Your instructions - In the copy, keep every record exact and leave out all images.

Items from an interface collection

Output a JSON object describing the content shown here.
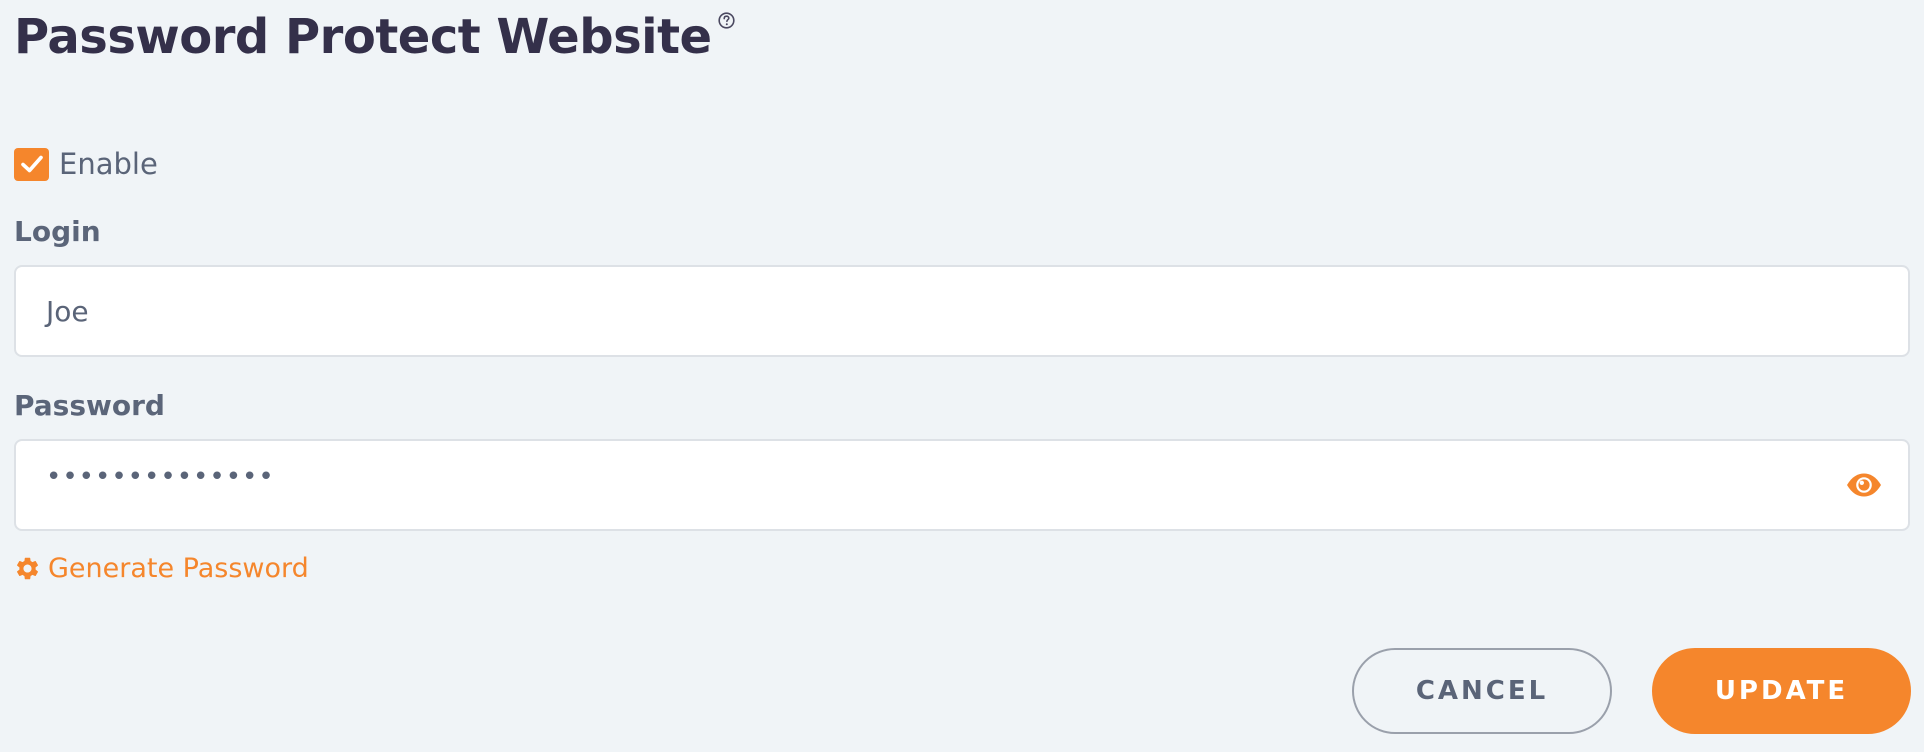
{
  "header": {
    "title": "Password Protect Website",
    "help_icon": "question-circle-icon"
  },
  "form": {
    "enable": {
      "label": "Enable",
      "checked": true
    },
    "login": {
      "label": "Login",
      "value": "Joe"
    },
    "password": {
      "label": "Password",
      "masked_value": "••••••••••••••",
      "toggle_icon": "eye-icon"
    },
    "generate": {
      "label": "Generate Password",
      "icon": "gear-icon"
    }
  },
  "actions": {
    "cancel_label": "CANCEL",
    "update_label": "UPDATE"
  },
  "colors": {
    "accent": "#f5862c",
    "title": "#34304a",
    "text": "#5a6478",
    "background": "#f0f4f7"
  }
}
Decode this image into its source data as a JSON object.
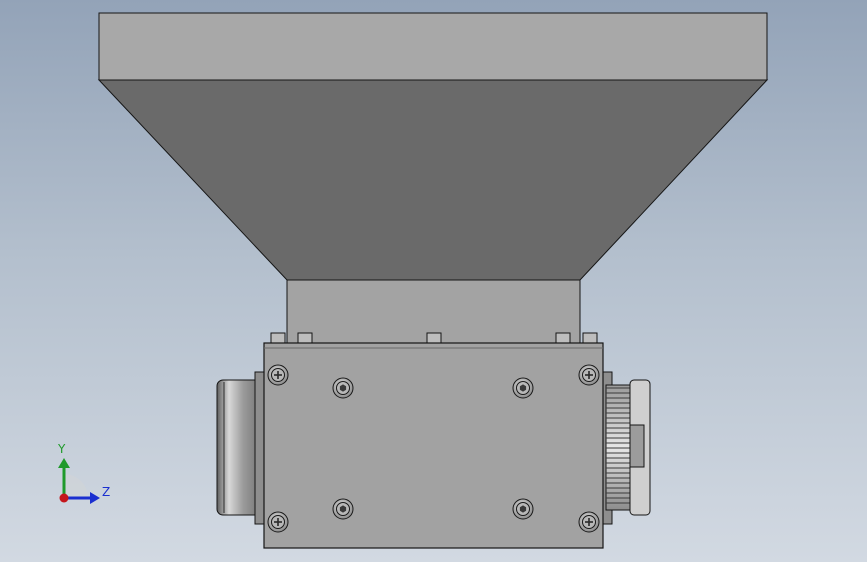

Answer below -
Output a JSON object describing the content shown here.
{
  "header": {
    "title": "Password Protect Website",
    "help_icon": "question-circle-icon"
  },
  "form": {
    "enable": {
      "label": "Enable",
      "checked": true
    },
    "login": {
      "label": "Login",
      "value": "Joe"
    },
    "password": {
      "label": "Password",
      "masked_value": "••••••••••••••",
      "toggle_icon": "eye-icon"
    },
    "generate": {
      "label": "Generate Password",
      "icon": "gear-icon"
    }
  },
  "actions": {
    "cancel_label": "CANCEL",
    "update_label": "UPDATE"
  },
  "colors": {
    "accent": "#f5862c",
    "title": "#34304a",
    "text": "#5a6478",
    "background": "#f0f4f7"
  }
}
Decode this image into its source data as a JSON object.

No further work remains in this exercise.